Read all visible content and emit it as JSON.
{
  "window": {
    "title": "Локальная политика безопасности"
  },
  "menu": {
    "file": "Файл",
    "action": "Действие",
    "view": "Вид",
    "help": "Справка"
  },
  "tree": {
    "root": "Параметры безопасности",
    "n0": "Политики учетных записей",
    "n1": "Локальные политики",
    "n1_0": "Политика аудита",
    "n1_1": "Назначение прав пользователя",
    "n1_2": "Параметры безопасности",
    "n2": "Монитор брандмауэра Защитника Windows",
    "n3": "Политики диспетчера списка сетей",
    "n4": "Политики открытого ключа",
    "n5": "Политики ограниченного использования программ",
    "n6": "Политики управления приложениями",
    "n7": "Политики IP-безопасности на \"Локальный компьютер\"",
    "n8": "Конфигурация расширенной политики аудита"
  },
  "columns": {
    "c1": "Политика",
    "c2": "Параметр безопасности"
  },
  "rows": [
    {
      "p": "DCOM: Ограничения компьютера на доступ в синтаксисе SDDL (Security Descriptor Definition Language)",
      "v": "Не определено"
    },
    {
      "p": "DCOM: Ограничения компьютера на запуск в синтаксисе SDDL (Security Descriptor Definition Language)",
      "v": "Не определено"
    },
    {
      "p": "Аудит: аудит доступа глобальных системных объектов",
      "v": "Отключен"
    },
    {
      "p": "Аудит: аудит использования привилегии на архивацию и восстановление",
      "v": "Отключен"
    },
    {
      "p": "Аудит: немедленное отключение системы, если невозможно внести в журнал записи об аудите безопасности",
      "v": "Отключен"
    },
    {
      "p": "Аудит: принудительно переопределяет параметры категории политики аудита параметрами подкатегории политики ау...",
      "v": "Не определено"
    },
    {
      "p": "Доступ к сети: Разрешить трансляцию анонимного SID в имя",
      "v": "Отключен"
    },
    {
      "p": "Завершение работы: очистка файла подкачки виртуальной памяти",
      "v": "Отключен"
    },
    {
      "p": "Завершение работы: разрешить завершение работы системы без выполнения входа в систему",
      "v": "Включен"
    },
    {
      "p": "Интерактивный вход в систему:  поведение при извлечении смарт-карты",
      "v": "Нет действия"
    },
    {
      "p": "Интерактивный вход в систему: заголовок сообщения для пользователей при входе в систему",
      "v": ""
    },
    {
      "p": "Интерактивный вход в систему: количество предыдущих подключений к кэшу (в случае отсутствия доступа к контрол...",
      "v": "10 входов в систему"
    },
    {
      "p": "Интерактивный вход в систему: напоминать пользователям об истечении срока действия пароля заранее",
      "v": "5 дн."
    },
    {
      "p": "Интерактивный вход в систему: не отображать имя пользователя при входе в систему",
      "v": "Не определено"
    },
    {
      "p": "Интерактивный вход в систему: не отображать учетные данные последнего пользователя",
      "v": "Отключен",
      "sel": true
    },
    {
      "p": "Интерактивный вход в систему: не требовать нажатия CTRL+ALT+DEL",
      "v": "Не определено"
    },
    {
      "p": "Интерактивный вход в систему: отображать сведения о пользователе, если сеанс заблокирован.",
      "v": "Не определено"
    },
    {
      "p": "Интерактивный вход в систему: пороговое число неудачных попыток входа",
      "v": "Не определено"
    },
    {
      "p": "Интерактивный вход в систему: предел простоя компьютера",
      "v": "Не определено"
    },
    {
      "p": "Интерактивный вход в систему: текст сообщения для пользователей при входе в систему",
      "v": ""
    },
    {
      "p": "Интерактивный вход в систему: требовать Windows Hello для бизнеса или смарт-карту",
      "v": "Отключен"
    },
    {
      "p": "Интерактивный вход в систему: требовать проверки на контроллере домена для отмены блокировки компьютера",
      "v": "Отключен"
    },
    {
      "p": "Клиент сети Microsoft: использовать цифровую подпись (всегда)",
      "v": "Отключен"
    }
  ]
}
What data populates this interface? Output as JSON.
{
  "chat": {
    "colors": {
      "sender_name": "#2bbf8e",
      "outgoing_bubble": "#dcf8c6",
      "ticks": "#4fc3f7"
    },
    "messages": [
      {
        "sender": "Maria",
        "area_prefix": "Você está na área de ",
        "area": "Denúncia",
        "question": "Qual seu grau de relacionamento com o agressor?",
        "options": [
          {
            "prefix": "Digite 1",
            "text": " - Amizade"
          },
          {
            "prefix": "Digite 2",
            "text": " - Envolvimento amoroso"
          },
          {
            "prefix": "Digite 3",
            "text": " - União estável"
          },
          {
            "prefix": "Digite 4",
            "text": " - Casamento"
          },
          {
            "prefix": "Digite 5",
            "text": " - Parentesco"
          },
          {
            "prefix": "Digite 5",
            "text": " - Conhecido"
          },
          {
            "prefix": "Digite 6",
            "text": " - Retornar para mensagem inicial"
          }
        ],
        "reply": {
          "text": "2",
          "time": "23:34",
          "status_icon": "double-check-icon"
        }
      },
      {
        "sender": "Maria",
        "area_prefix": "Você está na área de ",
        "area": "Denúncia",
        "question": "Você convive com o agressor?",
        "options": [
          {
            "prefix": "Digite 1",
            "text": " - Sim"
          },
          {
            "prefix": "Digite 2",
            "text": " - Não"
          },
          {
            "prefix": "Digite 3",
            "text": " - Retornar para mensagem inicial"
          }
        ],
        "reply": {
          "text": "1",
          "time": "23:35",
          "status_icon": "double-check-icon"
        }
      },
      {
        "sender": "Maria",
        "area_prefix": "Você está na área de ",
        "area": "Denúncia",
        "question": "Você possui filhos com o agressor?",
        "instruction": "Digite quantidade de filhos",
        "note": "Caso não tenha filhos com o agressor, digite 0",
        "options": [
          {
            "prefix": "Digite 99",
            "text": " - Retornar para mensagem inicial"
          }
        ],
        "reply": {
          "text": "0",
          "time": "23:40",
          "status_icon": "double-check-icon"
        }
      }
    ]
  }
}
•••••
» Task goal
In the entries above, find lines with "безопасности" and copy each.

» Answer for this exercise
    "title": "Локальная политика безопасности"
    "root": "Параметры безопасности",
    "n1_2": "Параметры безопасности",
    "n7": "Политики IP-безопасности на \"Локальный компьютер\"",
    "c2": "Параметр безопасности"
      "p": "Аудит: немедленное отключение системы, если невозможно внести в журнал записи об аудите безопасности",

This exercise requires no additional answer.